DIRECTIONS FOR THIS TASK:
Count every line in the data below where "Managment" occurs, then state that number and nothing more.

MATERIAL TO PROCESS:
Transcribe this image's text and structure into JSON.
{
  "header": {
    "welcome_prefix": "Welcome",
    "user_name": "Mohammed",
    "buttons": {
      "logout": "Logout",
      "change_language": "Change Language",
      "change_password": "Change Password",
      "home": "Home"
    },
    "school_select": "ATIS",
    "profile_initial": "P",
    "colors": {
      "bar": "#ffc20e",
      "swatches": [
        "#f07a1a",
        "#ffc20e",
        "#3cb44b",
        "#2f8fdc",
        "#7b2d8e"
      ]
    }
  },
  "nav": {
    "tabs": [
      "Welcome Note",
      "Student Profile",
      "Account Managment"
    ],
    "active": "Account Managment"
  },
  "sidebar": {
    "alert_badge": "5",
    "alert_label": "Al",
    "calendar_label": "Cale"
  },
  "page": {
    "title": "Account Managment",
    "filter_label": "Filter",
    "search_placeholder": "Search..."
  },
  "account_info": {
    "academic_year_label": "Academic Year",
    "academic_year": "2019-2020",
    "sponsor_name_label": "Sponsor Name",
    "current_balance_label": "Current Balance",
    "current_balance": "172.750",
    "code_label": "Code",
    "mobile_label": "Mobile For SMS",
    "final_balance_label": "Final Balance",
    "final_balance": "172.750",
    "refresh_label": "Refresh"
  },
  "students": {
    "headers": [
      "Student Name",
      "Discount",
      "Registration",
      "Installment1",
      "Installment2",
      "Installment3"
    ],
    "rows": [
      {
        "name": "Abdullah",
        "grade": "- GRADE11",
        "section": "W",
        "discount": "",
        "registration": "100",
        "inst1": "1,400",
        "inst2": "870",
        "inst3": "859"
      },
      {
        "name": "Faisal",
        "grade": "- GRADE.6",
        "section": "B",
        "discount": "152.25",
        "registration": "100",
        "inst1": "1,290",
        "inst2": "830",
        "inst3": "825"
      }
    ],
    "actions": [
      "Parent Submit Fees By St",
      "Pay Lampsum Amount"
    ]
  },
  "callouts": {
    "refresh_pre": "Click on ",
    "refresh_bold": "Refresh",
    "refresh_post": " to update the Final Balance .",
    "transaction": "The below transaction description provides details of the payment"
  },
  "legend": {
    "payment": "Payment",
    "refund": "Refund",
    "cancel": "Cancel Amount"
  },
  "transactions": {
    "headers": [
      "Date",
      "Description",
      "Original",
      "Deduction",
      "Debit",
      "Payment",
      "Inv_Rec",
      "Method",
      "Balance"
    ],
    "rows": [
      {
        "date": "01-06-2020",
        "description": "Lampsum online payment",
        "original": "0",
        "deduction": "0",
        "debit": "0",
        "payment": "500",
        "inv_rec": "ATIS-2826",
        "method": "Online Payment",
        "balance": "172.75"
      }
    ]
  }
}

SOLUTION BELOW:
3